The West Wing, National Gallery of Art, Washington, D.C.
The National Gallery of Art in Washington, D.C. has one of the most prestigious conservation departments in the country, with science and conservation labs for sculpture, paper, paintings, frames and the study of conservation science. 

In 1994, Zora Sweet Pinney and her husband Edward donated a collection of about 6000 art materials to the Conservation Department to start an Art Materials and Study Center, so that conservators and researchers could have access to samples of paint, brushes, paper, pigments, pencils and pastels, technical materials and trade literature.  Since their original gift, several other large contributions have been donated, including complete lines of paint and mediums from many manufacturers, totaling more than 18,000 items in the collection.  The most valuable pieces in the collection, however, are not actual art making materials, but rather the technical brochures and catalogs showing complete lines of materials.  There are also contributions from significant artists, such as Richard Diebenkorn and Roy Lichtenstein with some samples from their studios, including palettes.  
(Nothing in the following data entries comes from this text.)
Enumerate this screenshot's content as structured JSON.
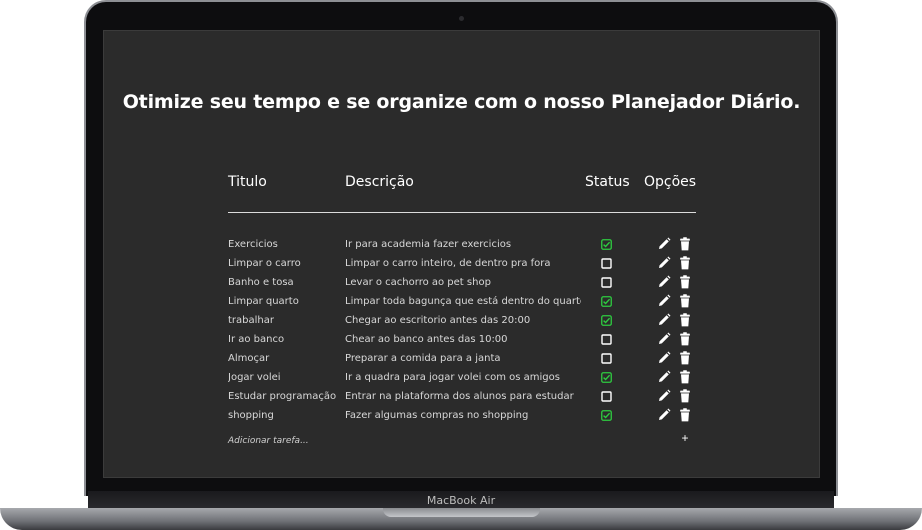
{
  "headline": "Otimize seu tempo e se organize com o nosso Planejador Diário.",
  "columns": {
    "title": "Titulo",
    "description": "Descrição",
    "status": "Status",
    "options": "Opções"
  },
  "tasks": [
    {
      "title": "Exercicios",
      "description": "Ir para academia fazer exercicios",
      "done": true
    },
    {
      "title": "Limpar o carro",
      "description": "Limpar o carro inteiro, de dentro pra fora",
      "done": false
    },
    {
      "title": "Banho e tosa",
      "description": "Levar o cachorro ao pet shop",
      "done": false
    },
    {
      "title": "Limpar quarto",
      "description": "Limpar toda bagunça que está dentro do quarto",
      "done": true
    },
    {
      "title": "trabalhar",
      "description": "Chegar ao escritorio antes das 20:00",
      "done": true
    },
    {
      "title": "Ir ao banco",
      "description": "Chear ao banco antes das 10:00",
      "done": false
    },
    {
      "title": "Almoçar",
      "description": "Preparar a comida para a janta",
      "done": false
    },
    {
      "title": "Jogar volei",
      "description": "Ir a quadra para jogar volei com os amigos",
      "done": true
    },
    {
      "title": "Estudar programação",
      "description": "Entrar na plataforma dos alunos para estudar",
      "done": false
    },
    {
      "title": "shopping",
      "description": "Fazer algumas compras no shopping",
      "done": true
    }
  ],
  "add_task": {
    "placeholder": "Adicionar tarefa...",
    "button_glyph": "+"
  },
  "device_label": "MacBook Air",
  "icons": {
    "edit": "pencil-icon",
    "delete": "trash-icon",
    "checked": "checkbox-checked-icon",
    "unchecked": "checkbox-empty-icon"
  },
  "colors": {
    "screen_bg": "#2b2b2b",
    "checked": "#2ecc40",
    "text": "#ffffff"
  }
}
The collection is intended for those wishing to study the materials that may no longer be available, or for which they may need to compare to modern day paints, pigments or brush types.  The collection houses paints in their original tubes as well as drawn downs so that each sample is guaranteed to be viewable and test worthy for decades to come.  The entire collection is housed in the West Wing of the National Gallery and cataloged digitally on a database for easy perusal.  

With Zora Pinney's interest in brushes, the collection includes hundreds that she donated and more being added regularly, including many from Dynasty Brush.  These are housed in a large flat file, with archival foam padding and paper to protect them for years to come. 

If you wish to donate to the collection or would like further information about the collection, contact Michael Skalka, Conservation Administrator at the National Gallery of Art.  (To protect Mr. Skalka's email from spam, respond to this post and I'll gladly put you in touch with him.)

Keep Painting,

For more brush information, check out the Dynasty Brush website.